The YURT, built after the CAVE, was developed to be much larger and more advanced than its predecessor. “If seven projectors is cool, then 70 projectors would be 10 times as cool,” said Tom Sgouros, manager of the Virtual Reality Lab, in describing the thought process behind the YURT’s inception. The YURT is comprised of 145 mirrors that reflect transmissions from the 69 projectors that surround it. It uses 20 computers and 1.3 miles of video cable. The 2 million dollar-machine was funded by a grant from the National Science Foundation, Sgouros said.

To experience the virtual reality, the user dons a headpiece equipped with motion-capture technology and walks into the center of the YURT, which is enclosed by screens. Motion capture sensors inside read the placement of the user, which in turn allows the system to adjust the roughly 100 million-pixel projections on the screens to the user’s position.

This highly advanced virtual reality system opens up many new possibilities in the field of research, Sgouros said. For example, the YURT can project the surface of Mars. Where before scientists could look at contour maps to deductively discover where there were cliffs on the Martian surface, they can now use virtual reality to see it in a much more intuitive and accessible way, Sgouros said. Canyons that are believed to have been shaped by water can also be studied in this way, he noted. Using this virtual reality medium of analysis, the question “Is there water?” is replaced with “Where is the water?” according to Sgouros.

The work conducted by paleontologist Stephen Gatesy concerning analysis of dinosaur footprints also stands to benefit from this technology. The fluid-dynamic model of mud that the YURT can display will allow for a better view and therefore understanding of how dinosaurs walked, Sgouros said.

The YURT will also create a more intuitive presentation of exploratory data analysis in medicine, he added.

There are a number of students working on projects with researchers using the YURT, Sgouros noted.
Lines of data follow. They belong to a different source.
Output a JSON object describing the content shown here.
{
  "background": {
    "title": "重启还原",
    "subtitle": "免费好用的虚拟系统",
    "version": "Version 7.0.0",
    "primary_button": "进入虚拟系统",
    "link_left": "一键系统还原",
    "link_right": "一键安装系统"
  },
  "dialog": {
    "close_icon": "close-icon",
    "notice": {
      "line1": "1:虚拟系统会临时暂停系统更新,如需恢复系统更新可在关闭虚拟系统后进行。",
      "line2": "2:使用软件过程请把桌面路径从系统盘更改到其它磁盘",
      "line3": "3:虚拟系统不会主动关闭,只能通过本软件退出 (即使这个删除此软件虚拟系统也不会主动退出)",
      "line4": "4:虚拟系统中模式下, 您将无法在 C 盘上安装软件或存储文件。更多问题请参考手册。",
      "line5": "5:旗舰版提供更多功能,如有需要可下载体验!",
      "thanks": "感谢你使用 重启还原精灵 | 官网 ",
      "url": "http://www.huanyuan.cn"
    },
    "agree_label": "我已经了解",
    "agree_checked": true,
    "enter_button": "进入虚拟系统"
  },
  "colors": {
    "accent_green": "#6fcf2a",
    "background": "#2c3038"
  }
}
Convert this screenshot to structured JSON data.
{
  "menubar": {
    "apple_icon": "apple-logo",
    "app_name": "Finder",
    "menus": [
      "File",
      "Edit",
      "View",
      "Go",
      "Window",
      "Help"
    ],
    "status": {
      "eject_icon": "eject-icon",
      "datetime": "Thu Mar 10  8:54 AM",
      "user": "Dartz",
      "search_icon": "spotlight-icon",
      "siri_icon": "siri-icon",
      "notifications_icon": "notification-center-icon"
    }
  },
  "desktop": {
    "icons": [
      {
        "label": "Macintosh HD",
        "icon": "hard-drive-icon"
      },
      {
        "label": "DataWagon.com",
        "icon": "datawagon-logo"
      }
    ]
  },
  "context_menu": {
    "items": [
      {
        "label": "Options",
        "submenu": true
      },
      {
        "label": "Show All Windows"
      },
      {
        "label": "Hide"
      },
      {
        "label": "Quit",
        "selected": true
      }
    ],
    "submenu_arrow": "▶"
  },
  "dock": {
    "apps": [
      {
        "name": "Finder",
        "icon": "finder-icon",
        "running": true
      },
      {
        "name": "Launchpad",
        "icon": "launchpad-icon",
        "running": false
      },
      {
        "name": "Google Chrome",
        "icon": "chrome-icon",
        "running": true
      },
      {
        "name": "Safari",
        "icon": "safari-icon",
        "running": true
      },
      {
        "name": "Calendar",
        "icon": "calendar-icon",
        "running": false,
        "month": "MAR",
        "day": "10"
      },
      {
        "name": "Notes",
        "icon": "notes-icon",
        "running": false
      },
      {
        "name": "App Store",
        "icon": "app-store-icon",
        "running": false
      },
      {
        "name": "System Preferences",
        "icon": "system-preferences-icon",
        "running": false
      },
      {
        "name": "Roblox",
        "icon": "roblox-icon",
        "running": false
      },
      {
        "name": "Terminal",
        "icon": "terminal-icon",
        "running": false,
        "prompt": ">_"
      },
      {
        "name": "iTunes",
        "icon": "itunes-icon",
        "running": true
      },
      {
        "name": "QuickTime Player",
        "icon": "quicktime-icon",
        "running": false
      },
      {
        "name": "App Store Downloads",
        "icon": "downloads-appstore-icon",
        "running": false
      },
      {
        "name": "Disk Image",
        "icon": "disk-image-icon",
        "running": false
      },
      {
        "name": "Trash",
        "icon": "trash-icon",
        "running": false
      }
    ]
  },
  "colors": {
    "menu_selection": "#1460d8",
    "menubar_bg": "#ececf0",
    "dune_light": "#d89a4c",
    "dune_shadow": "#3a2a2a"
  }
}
Active projects include a medical study and the creation of a program that allows users to build their own robots. Researchers are also taking advantage of the YURT’s unique ability to visualize phenomena ranging from star births and supernovas to four-dimensional objects.

Virtual reality can also help to make students more engaged with learning, said Adam Blumenthal, a virtual reality artist-in-residence who produces interactive media. Using the technology at the Granoff Center for the Creative Arts, he worked on a for-the-classroom recreation of the Gaspee Affair, a 17th century event in Narragansett Bay that is often considered the first act of war by colonists in the events leading to the Revolutionary War.

Virtual reality technology has advanced greatly since Blumenthal was first introduced to it in 1990. He experienced it initially as it was emerging from military labs at NASA and was “blown away by the potential.” It was too early at the time for virtual reality to be used outside of these developmental settings, so he had to wait while it “incubated” until it was usable in places such as the CCV.

The main benefit of these large-scale virtual reality systems as compared to headset systems — like the HTC Vive and the Oculus Rift — is the collaboration they foster, said Sam Fulcomer, associate director of systems at the CCV. The success of CCV technology is central to the future of high-performance computing at the University, he said, adding that in the future, scientific visualization using virtual reality could receive unified and widespread support considering the abilities of display technology. It could also see wider use in laboratory settings, particularly due to the increased usage of head-mounting displays, Fulcomer added.